Among the records below, find the lines that hold the word "cranberries" and report how many there are, with no other words.

Website and app data records:

↓

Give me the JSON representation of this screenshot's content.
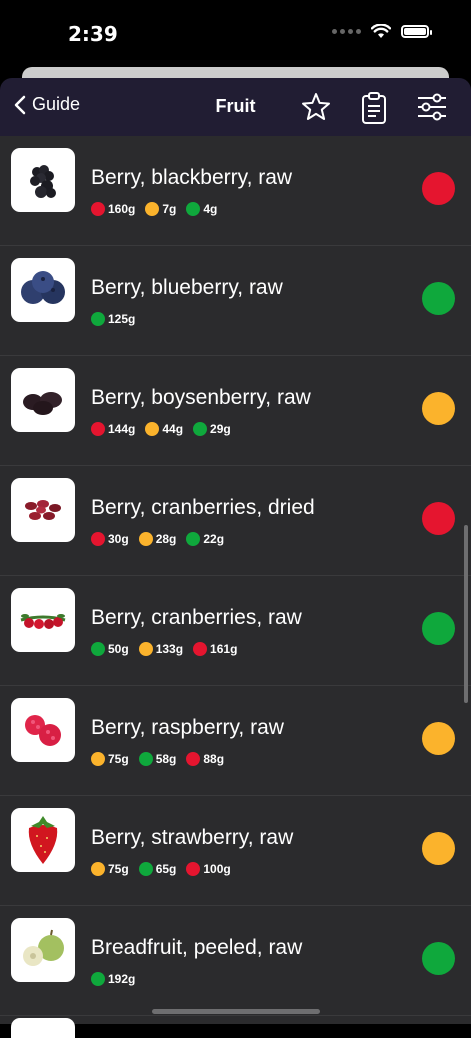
{
  "status_bar": {
    "time": "2:39"
  },
  "nav": {
    "back_label": "Guide",
    "title": "Fruit",
    "icons": [
      "star-icon",
      "clipboard-icon",
      "sliders-icon"
    ]
  },
  "colors": {
    "red": "#e5152f",
    "amber": "#fbb32c",
    "green": "#0fa83c",
    "nav_bg": "#211d33",
    "list_bg": "#2b2b2d"
  },
  "items": [
    {
      "name": "Berry, blackberry, raw",
      "status": "red",
      "image": "blackberry",
      "tags": [
        {
          "color": "red",
          "amount": "160g"
        },
        {
          "color": "amber",
          "amount": "7g"
        },
        {
          "color": "green",
          "amount": "4g"
        }
      ]
    },
    {
      "name": "Berry, blueberry, raw",
      "status": "green",
      "image": "blueberry",
      "tags": [
        {
          "color": "green",
          "amount": "125g"
        }
      ]
    },
    {
      "name": "Berry, boysenberry, raw",
      "status": "amber",
      "image": "boysenberry",
      "tags": [
        {
          "color": "red",
          "amount": "144g"
        },
        {
          "color": "amber",
          "amount": "44g"
        },
        {
          "color": "green",
          "amount": "29g"
        }
      ]
    },
    {
      "name": "Berry, cranberries, dried",
      "status": "red",
      "image": "dried-cranberries",
      "tags": [
        {
          "color": "red",
          "amount": "30g"
        },
        {
          "color": "amber",
          "amount": "28g"
        },
        {
          "color": "green",
          "amount": "22g"
        }
      ]
    },
    {
      "name": "Berry, cranberries, raw",
      "status": "green",
      "image": "cranberries",
      "tags": [
        {
          "color": "green",
          "amount": "50g"
        },
        {
          "color": "amber",
          "amount": "133g"
        },
        {
          "color": "red",
          "amount": "161g"
        }
      ]
    },
    {
      "name": "Berry, raspberry, raw",
      "status": "amber",
      "image": "raspberry",
      "tags": [
        {
          "color": "amber",
          "amount": "75g"
        },
        {
          "color": "green",
          "amount": "58g"
        },
        {
          "color": "red",
          "amount": "88g"
        }
      ]
    },
    {
      "name": "Berry, strawberry, raw",
      "status": "amber",
      "image": "strawberry",
      "tags": [
        {
          "color": "amber",
          "amount": "75g"
        },
        {
          "color": "green",
          "amount": "65g"
        },
        {
          "color": "red",
          "amount": "100g"
        }
      ]
    },
    {
      "name": "Breadfruit, peeled, raw",
      "status": "green",
      "image": "breadfruit",
      "tags": [
        {
          "color": "green",
          "amount": "192g"
        }
      ]
    }
  ]
}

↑

| EXERCISE RESPONSE |
4